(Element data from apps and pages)
::::::::::

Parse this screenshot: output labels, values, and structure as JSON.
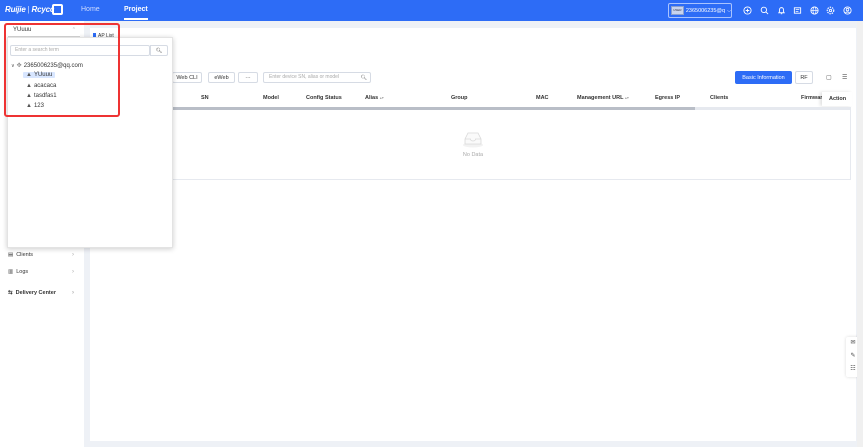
{
  "brand": {
    "name_left": "Ruijie",
    "sep": " | ",
    "name_right": "Rcycc"
  },
  "nav": {
    "home": "Home",
    "project": "Project"
  },
  "account": {
    "avatar_text": "USER",
    "label": "2365006235@q..."
  },
  "icons": {
    "top": [
      "add-circle-icon",
      "search-icon",
      "bell-icon",
      "message-icon",
      "globe-icon",
      "settings-icon",
      "user-icon"
    ],
    "right_float": [
      "chat-icon",
      "edit-icon",
      "clipboard-icon"
    ]
  },
  "project_select": {
    "value": "YUuuu"
  },
  "project_dropdown": {
    "search_placeholder": "Enter a search term",
    "tree": [
      {
        "label": "2365006235@qq.com",
        "level": 0,
        "expanded": true
      },
      {
        "label": "YUuuu",
        "level": 1,
        "selected": true
      },
      {
        "label": "acacaca",
        "level": 1
      },
      {
        "label": "tasdfas1",
        "level": 1
      },
      {
        "label": "123",
        "level": 1
      }
    ]
  },
  "breadcrumb": {
    "tag": "AP List"
  },
  "toolbar": {
    "web_cli": "Web CLI",
    "eweb": "eWeb",
    "more": "···",
    "search_placeholder": "Enter device SN, alias or model",
    "basic_info": "Basic Information",
    "rf": "RF"
  },
  "table": {
    "columns": [
      "SN",
      "Model",
      "Config Status",
      "Alias",
      "Group",
      "MAC",
      "Management URL",
      "Egress IP",
      "Clients",
      "Firmware"
    ],
    "action": "Action",
    "scroll_fraction": 0.77,
    "empty_text": "No Data"
  },
  "sidebar": {
    "items": [
      {
        "label": "Clients",
        "icon": "clients-icon"
      },
      {
        "label": "Logs",
        "icon": "logs-icon"
      },
      {
        "label": "Delivery Center",
        "icon": "delivery-icon"
      }
    ]
  },
  "colors": {
    "primary": "#2d6cf6",
    "highlight": "#e33333"
  }
}
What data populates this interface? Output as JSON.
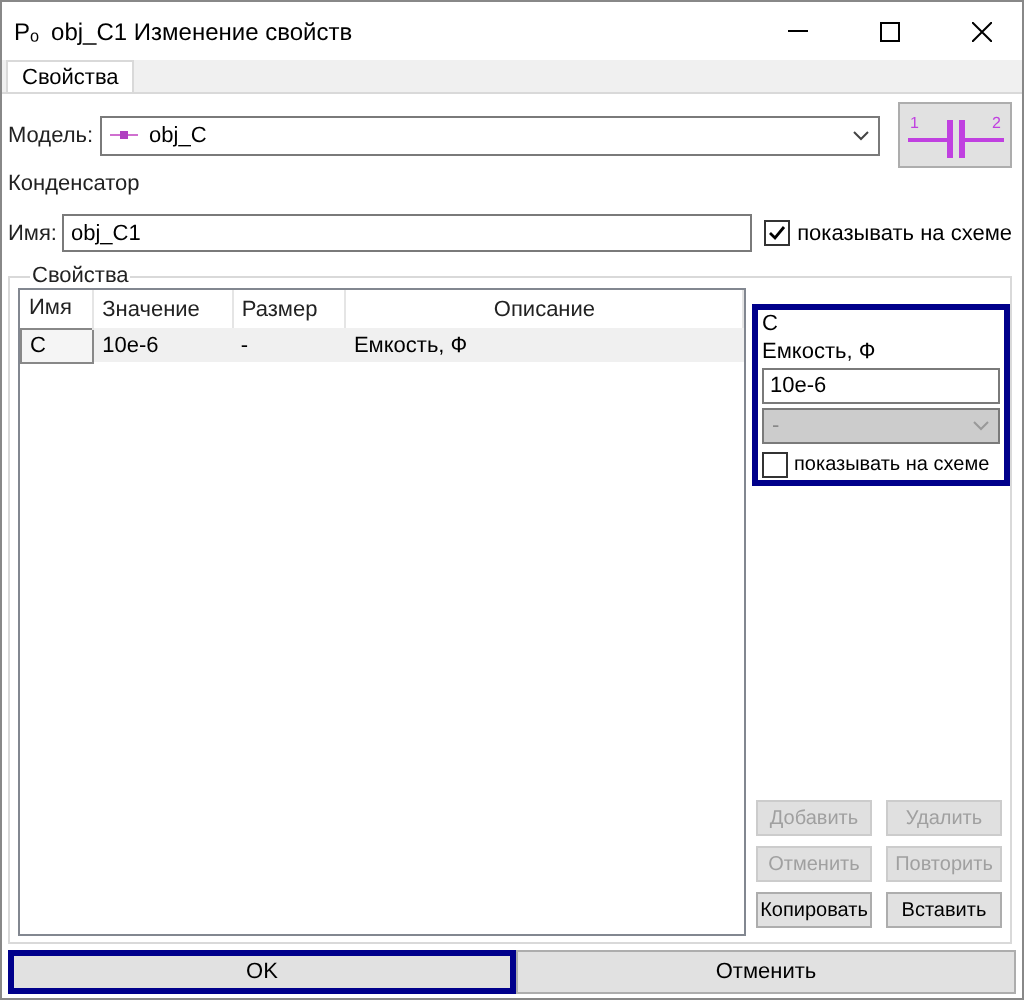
{
  "window": {
    "app_icon": "Pₒ",
    "title": "obj_C1 Изменение свойств"
  },
  "tabs": [
    {
      "label": "Свойства",
      "selected": true
    }
  ],
  "model": {
    "label": "Модель:",
    "value": "obj_C",
    "symbol_pins": [
      "1",
      "2"
    ]
  },
  "type_label": "Конденсатор",
  "name": {
    "label": "Имя:",
    "value": "obj_C1",
    "show_checkbox": {
      "label": "показывать на схеме",
      "checked": true
    }
  },
  "properties": {
    "title": "Свойства",
    "columns": [
      "Имя",
      "Значение",
      "Размер",
      "Описание"
    ],
    "rows": [
      {
        "cells": [
          "C",
          "10e-6",
          "-",
          "Емкость, Ф"
        ],
        "selected": true
      }
    ]
  },
  "editor": {
    "focused": true,
    "name": "C",
    "description": "Емкость, Ф",
    "value": "10e-6",
    "unit": {
      "value": "-",
      "disabled": true
    },
    "show_checkbox": {
      "label": "показывать на схеме",
      "checked": false
    }
  },
  "edit_buttons": [
    {
      "label": "Добавить",
      "disabled": true
    },
    {
      "label": "Удалить",
      "disabled": true
    },
    {
      "label": "Отменить",
      "disabled": true
    },
    {
      "label": "Повторить",
      "disabled": true
    },
    {
      "label": "Копировать",
      "disabled": false
    },
    {
      "label": "Вставить",
      "disabled": false
    }
  ],
  "dialog_buttons": [
    {
      "label": "OK",
      "focused": true
    },
    {
      "label": "Отменить",
      "focused": false
    }
  ]
}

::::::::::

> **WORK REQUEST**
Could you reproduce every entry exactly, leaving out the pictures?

> **ANSWER TO THIS TASK**
Parse this screenshot: output labels, values, and structure as JSON.
{
  "brand": {
    "name_left": "Ruijie",
    "sep": " | ",
    "name_right": "Rcycc"
  },
  "nav": {
    "home": "Home",
    "project": "Project"
  },
  "account": {
    "avatar_text": "USER",
    "label": "2365006235@q..."
  },
  "icons": {
    "top": [
      "add-circle-icon",
      "search-icon",
      "bell-icon",
      "message-icon",
      "globe-icon",
      "settings-icon",
      "user-icon"
    ],
    "right_float": [
      "chat-icon",
      "edit-icon",
      "clipboard-icon"
    ]
  },
  "project_select": {
    "value": "YUuuu"
  },
  "project_dropdown": {
    "search_placeholder": "Enter a search term",
    "tree": [
      {
        "label": "2365006235@qq.com",
        "level": 0,
        "expanded": true
      },
      {
        "label": "YUuuu",
        "level": 1,
        "selected": true
      },
      {
        "label": "acacaca",
        "level": 1
      },
      {
        "label": "tasdfas1",
        "level": 1
      },
      {
        "label": "123",
        "level": 1
      }
    ]
  },
  "breadcrumb": {
    "tag": "AP List"
  },
  "toolbar": {
    "web_cli": "Web CLI",
    "eweb": "eWeb",
    "more": "···",
    "search_placeholder": "Enter device SN, alias or model",
    "basic_info": "Basic Information",
    "rf": "RF"
  },
  "table": {
    "columns": [
      "SN",
      "Model",
      "Config Status",
      "Alias",
      "Group",
      "MAC",
      "Management URL",
      "Egress IP",
      "Clients",
      "Firmware"
    ],
    "action": "Action",
    "scroll_fraction": 0.77,
    "empty_text": "No Data"
  },
  "sidebar": {
    "items": [
      {
        "label": "Clients",
        "icon": "clients-icon"
      },
      {
        "label": "Logs",
        "icon": "logs-icon"
      },
      {
        "label": "Delivery Center",
        "icon": "delivery-icon"
      }
    ]
  },
  "colors": {
    "primary": "#2d6cf6",
    "highlight": "#e33333"
  }
}
What data populates this interface? Output as JSON.
{
  "window": {
    "app_icon": "Pₒ",
    "title": "obj_C1 Изменение свойств"
  },
  "tabs": [
    {
      "label": "Свойства",
      "selected": true
    }
  ],
  "model": {
    "label": "Модель:",
    "value": "obj_C",
    "symbol_pins": [
      "1",
      "2"
    ]
  },
  "type_label": "Конденсатор",
  "name": {
    "label": "Имя:",
    "value": "obj_C1",
    "show_checkbox": {
      "label": "показывать на схеме",
      "checked": true
    }
  },
  "properties": {
    "title": "Свойства",
    "columns": [
      "Имя",
      "Значение",
      "Размер",
      "Описание"
    ],
    "rows": [
      {
        "cells": [
          "C",
          "10e-6",
          "-",
          "Емкость, Ф"
        ],
        "selected": true
      }
    ]
  },
  "editor": {
    "focused": true,
    "name": "C",
    "description": "Емкость, Ф",
    "value": "10e-6",
    "unit": {
      "value": "-",
      "disabled": true
    },
    "show_checkbox": {
      "label": "показывать на схеме",
      "checked": false
    }
  },
  "edit_buttons": [
    {
      "label": "Добавить",
      "disabled": true
    },
    {
      "label": "Удалить",
      "disabled": true
    },
    {
      "label": "Отменить",
      "disabled": true
    },
    {
      "label": "Повторить",
      "disabled": true
    },
    {
      "label": "Копировать",
      "disabled": false
    },
    {
      "label": "Вставить",
      "disabled": false
    }
  ],
  "dialog_buttons": [
    {
      "label": "OK",
      "focused": true
    },
    {
      "label": "Отменить",
      "focused": false
    }
  ]
}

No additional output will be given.